Quantcast
Environmental News for a Healthier Planet and Life

British Medical Association Becomes World's First Health Organization to Divest From Fossil Fuels

Energy

Divesting from fossil fuels not only makes sense, but it's in vogue. Students are advocating for it, colleges are doing it, and now doctors are joining the party.

As a result of its recent annual meeting, the British Medical Association will divest its fossil fuel investments. The vote makes the BMA the first health organization in the world to make such a decision.

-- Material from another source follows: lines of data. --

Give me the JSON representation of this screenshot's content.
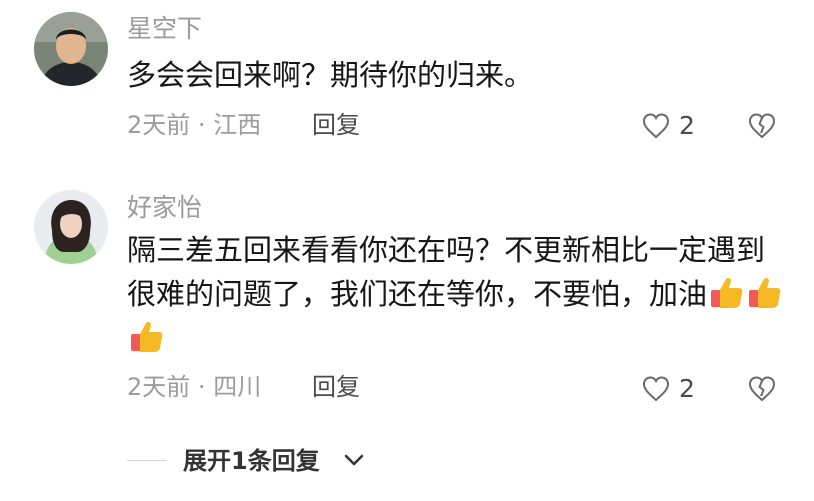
{
  "comments": [
    {
      "username": "星空下",
      "text": "多会会回来啊？期待你的归来。",
      "time": "2天前",
      "separator": "·",
      "location": "江西",
      "reply_label": "回复",
      "like_count": "2"
    },
    {
      "username": "好家怡",
      "text": "隔三差五回来看看你还在吗？不更新相比一定遇到很难的问题了，我们还在等你，不要怕，加油",
      "emojis": [
        "thumbs-up",
        "thumbs-up",
        "thumbs-up"
      ],
      "time": "2天前",
      "separator": "·",
      "location": "四川",
      "reply_label": "回复",
      "like_count": "2"
    }
  ],
  "expand_replies": {
    "label": "展开1条回复",
    "icon": "chevron-down-icon"
  },
  "colors": {
    "username": "#9a9a9a",
    "meta": "#9b9b9b",
    "text": "#161616",
    "thumbs_up_yellow": "#f7b825",
    "thumbs_up_cuff": "#f05a5a"
  }
}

"Reducing greenhouse gases will therefore have health and economic benefits, but health aspects and impacts are less well identified and accepted by the general public," said Dr Jane Richards said, according to the BMA. "It is now time to reduce our reliance our reliance on [fossil fuels]."

The British Medical Association has become the first health organization in the world to turn its back on support dirty energy. Photo credit: Creative Commons/ Jamie Potter/via TckTckTck

The decision was encouraged by the BMA's Retired Members Forum, along with MedActClimate and Health Council and others. Motions from councils and divisions within the BMA all read similarly to the South Central Regional Council's: 

  1. Transfer its investments from energy companies whose primary business relies upon fossil fuels to those providing low-carbon energy sources
  2. Transfer to an electricity supplier who is “100% renewable."

Environmental advocates welcome the support of medical professionals in the fight against climate change.

“Climate change has profound implications for human health, as does the air pollution produced by fossil fuels. By adding the voice of health professionals, this decision will add considerable momentum to the international movement for divestment from fossil fuels,” Medical student and Healthy Planet UK Coordinator Isobel Braithwaite said, according to MedAct.

In addition to the University of Dayton's recent decision, the BMA follows in the footsteps of more than 27 cities, 29 religious institutions and 17 major investment foundations when it comes to fossil fuel divestment, according to environmental organization TckTckTck.

“We need a completely a radically different and sustainable pattern of energy production and consumption," said David McCoy, public health doctor and chair of Medact. "Shifting money away from the fossil fuel industry is an important step in that direction.

"In the same way that ethical investors choose not to profit from tobacco and arm sales, the health community worldwide is correctly calling for divestment from another set of harmful activities.”

EcoWatch Daily Newsletter

Pie Ranch in San Mateo, California, is a highly diverse farm that has both organic and food justice certification. Katie Greaney

By Elizabeth Henderson

Farmworkers, farmers and their organizations around the country have been singing the same tune for years on the urgent need for immigration reform. That harmony turns to discord as soon as you get down to details on how to get it done, what to include and what compromises you are willing to make. Case in point: the Farm Workforce Modernization Act (H.R. 5038), which passed in the House of Representatives on Dec. 11, 2019, by a vote of 260-165. The Senate received the bill the next day and referred it to the Committee on the Judiciary, where it remains. Two hundred and fifty agriculture and labor groups signed on to the United Farm Workers' (UFW) call for support for H.R. 5038. UFW President Arturo Rodriguez rejoiced:

Read More Show Less
A woman walks to her train in Grand Central Terminal as New York City attempts to slow down the spread of coronavirus through social distancing on March 27. John Lamparski / Getty Images

By Julia Conley

A council representing more than 800,000 doctors across the U.S. signed a letter Friday imploring President Donald Trump to reverse his call for businesses to reopen by April 12, warning that the president's flouting of the guidance of public health experts could jeopardize the health of millions of Americans and throw hospitals into even more chaos as they fight the coronavirus pandemic.

Read More Show Less
Sponsored
polaristest / Flickr / CC BY-NC-ND 2.0

By Melissa Kravitz Hoeffner

Over six gallons of water are required to produce one gallon of wine. "Irrigation, sprays, and frost protection all [used in winemaking] require a lot of water," explained winemaker and sommelier Keith Wallace, who's also a professor and the founder of the Wine School of Philadelphia, the largest independent wine school in the U.S. And water waste is just the start of the climate-ruining inefficiencies commonplace in the wine industry. Sustainably speaking, climate change could be problematic for your favorite glass of wine.

Read More Show Less
Pixabay

By Rachael Link, MS, RD

Spinach is a true nutritional powerhouse, as it's rich in vitamins, minerals, and antioxidants.

Read More Show Less
Pexels

By Jeff Turrentine

From day to day, our public health infrastructure — the people and systems we've put in place to keep populations, as opposed to individuals, healthy — largely goes unnoticed. That's because when it's working well, its success takes the form of utter normalcy.

Read More Show Less